Exercise =
Whenever a line of the records below contains the word "icon", copy that line.

(Task inputs begins)

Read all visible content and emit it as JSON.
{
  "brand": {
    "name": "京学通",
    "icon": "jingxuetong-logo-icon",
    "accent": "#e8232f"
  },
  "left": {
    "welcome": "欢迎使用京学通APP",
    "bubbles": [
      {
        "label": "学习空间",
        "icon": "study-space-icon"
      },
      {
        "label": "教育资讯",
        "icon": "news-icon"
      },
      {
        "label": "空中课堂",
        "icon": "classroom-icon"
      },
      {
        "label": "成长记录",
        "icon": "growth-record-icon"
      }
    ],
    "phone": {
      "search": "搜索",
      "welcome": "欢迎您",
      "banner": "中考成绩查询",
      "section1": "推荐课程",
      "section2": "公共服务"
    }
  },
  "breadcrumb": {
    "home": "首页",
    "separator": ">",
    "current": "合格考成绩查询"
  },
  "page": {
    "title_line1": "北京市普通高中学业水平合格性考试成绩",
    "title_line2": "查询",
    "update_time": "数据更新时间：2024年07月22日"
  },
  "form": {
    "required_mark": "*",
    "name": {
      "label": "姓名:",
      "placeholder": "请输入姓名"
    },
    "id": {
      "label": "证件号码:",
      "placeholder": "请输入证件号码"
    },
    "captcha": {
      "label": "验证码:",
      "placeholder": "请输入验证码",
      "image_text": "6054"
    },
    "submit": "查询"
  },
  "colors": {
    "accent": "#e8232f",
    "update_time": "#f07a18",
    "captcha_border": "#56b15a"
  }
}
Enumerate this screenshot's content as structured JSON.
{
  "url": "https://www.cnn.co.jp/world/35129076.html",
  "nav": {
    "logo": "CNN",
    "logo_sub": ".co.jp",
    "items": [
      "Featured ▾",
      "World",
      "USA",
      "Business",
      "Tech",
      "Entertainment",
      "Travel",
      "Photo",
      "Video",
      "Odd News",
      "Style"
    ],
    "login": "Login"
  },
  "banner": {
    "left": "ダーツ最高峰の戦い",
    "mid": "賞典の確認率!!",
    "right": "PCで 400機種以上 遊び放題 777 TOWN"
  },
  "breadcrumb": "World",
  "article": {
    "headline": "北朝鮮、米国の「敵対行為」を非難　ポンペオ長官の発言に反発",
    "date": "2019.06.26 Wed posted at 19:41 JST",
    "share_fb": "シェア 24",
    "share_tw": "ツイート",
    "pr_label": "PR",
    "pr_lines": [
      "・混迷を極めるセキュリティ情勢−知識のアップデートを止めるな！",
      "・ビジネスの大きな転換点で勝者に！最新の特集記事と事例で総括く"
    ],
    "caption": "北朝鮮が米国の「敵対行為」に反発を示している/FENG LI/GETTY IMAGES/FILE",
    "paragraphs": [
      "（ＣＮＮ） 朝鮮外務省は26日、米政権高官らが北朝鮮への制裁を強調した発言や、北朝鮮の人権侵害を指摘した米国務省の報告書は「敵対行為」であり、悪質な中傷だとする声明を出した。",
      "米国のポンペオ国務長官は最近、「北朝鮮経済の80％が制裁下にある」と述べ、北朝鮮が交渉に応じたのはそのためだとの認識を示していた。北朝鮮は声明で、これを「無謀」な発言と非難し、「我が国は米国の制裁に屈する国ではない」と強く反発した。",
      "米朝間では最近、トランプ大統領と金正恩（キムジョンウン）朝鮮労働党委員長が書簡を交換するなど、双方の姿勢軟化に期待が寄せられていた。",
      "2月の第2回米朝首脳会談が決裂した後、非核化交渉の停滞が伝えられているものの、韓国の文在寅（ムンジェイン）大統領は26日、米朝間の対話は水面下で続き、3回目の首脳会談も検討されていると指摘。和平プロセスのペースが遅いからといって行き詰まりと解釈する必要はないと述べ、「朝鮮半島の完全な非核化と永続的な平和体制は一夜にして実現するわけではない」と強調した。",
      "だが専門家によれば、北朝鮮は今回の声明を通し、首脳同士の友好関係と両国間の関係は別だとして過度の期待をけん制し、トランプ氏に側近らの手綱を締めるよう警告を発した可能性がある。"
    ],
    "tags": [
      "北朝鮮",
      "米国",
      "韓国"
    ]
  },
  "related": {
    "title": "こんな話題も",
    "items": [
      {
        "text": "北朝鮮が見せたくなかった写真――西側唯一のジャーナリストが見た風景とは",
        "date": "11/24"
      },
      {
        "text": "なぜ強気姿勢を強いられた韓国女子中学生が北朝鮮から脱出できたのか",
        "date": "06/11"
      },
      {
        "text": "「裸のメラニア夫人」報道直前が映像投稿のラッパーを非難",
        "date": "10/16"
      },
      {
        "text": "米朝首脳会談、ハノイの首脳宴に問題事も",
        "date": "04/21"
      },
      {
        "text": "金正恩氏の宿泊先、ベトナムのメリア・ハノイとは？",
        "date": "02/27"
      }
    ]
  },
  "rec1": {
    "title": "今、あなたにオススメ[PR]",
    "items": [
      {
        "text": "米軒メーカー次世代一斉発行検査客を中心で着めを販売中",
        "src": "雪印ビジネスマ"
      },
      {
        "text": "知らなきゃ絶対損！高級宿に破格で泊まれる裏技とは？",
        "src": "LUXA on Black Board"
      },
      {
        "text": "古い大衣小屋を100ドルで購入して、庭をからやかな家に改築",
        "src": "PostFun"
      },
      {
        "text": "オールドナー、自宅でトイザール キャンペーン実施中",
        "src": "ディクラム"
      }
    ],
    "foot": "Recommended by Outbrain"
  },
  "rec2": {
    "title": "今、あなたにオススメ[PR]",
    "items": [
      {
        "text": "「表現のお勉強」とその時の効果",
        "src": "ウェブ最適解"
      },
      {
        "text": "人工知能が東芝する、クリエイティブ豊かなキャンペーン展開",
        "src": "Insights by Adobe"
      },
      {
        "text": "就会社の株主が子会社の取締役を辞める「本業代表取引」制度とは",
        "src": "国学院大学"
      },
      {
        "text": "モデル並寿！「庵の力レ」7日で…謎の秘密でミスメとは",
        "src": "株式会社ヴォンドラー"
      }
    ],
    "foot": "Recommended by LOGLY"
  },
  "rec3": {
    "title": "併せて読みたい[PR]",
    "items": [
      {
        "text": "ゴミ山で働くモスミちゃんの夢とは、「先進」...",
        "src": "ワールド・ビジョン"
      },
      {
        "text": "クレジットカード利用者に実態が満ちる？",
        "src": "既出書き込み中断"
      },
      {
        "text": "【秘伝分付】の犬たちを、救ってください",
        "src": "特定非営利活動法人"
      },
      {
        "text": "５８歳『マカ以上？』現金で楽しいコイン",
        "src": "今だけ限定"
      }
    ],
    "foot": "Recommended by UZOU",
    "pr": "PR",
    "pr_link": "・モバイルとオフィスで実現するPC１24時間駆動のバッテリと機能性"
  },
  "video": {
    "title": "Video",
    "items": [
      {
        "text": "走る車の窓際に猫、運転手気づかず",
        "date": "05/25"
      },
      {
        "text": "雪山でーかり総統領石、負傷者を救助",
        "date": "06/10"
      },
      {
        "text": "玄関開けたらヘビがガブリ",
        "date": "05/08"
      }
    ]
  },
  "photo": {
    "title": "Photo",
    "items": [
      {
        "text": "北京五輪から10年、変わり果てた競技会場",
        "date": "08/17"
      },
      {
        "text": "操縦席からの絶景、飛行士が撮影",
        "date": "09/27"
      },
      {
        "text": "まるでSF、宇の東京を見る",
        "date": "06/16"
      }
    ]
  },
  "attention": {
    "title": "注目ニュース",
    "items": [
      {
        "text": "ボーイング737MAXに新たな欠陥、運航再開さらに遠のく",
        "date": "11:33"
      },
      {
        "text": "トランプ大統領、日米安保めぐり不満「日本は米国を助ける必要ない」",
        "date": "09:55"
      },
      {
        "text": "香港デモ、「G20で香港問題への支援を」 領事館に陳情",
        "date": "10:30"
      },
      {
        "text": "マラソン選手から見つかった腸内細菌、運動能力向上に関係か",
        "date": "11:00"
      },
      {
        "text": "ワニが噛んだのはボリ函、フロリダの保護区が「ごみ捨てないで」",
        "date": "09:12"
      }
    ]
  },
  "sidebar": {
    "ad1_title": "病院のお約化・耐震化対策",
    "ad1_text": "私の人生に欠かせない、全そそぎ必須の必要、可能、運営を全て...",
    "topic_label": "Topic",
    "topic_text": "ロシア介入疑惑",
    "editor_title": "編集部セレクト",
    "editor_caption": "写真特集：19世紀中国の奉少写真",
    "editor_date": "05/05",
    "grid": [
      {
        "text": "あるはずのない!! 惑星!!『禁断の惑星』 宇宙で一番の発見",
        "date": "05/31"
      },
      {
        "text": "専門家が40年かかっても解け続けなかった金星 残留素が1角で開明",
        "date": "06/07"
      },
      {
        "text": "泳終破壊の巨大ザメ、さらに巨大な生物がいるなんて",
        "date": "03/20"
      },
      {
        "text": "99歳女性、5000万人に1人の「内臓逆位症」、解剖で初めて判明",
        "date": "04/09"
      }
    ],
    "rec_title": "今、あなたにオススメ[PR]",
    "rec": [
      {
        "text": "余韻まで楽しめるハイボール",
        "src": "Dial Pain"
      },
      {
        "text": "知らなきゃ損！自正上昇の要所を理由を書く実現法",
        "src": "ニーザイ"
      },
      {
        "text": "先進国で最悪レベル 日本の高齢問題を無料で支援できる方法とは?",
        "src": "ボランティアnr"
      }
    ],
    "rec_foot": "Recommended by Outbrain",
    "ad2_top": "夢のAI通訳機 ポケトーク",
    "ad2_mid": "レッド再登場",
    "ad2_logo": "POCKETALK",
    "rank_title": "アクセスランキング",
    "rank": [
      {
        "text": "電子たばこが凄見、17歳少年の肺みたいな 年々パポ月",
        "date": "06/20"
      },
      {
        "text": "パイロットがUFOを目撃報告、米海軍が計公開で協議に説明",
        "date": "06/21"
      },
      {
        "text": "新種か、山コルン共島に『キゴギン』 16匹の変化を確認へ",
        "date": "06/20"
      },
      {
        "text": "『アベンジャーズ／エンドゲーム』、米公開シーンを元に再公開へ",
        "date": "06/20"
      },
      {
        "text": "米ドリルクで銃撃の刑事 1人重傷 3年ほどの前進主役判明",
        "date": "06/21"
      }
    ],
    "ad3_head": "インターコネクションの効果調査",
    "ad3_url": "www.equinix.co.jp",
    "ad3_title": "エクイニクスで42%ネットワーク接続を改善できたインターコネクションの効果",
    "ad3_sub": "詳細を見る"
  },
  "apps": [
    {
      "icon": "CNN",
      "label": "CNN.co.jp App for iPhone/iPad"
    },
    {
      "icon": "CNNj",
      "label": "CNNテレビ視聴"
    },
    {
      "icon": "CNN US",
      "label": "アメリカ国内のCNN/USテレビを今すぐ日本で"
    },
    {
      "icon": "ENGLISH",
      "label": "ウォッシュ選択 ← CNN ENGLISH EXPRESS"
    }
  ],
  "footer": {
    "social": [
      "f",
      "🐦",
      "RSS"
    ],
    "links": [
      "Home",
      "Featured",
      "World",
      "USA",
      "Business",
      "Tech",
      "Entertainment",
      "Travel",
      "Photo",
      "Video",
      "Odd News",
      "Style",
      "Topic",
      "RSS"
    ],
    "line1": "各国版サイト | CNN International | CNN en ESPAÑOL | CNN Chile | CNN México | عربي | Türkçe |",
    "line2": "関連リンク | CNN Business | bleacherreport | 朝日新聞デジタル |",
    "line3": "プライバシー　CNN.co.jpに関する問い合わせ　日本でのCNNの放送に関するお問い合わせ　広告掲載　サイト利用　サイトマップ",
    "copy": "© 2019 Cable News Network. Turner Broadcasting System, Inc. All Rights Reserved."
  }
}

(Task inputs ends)

Result for this exercise =
    "icon": "jingxuetong-logo-icon",
        "icon": "study-space-icon"
        "icon": "news-icon"
        "icon": "classroom-icon"
        "icon": "growth-record-icon"
      "icon": "CNN",
      "icon": "CNNj",
      "icon": "CNN US",
      "icon": "ENGLISH",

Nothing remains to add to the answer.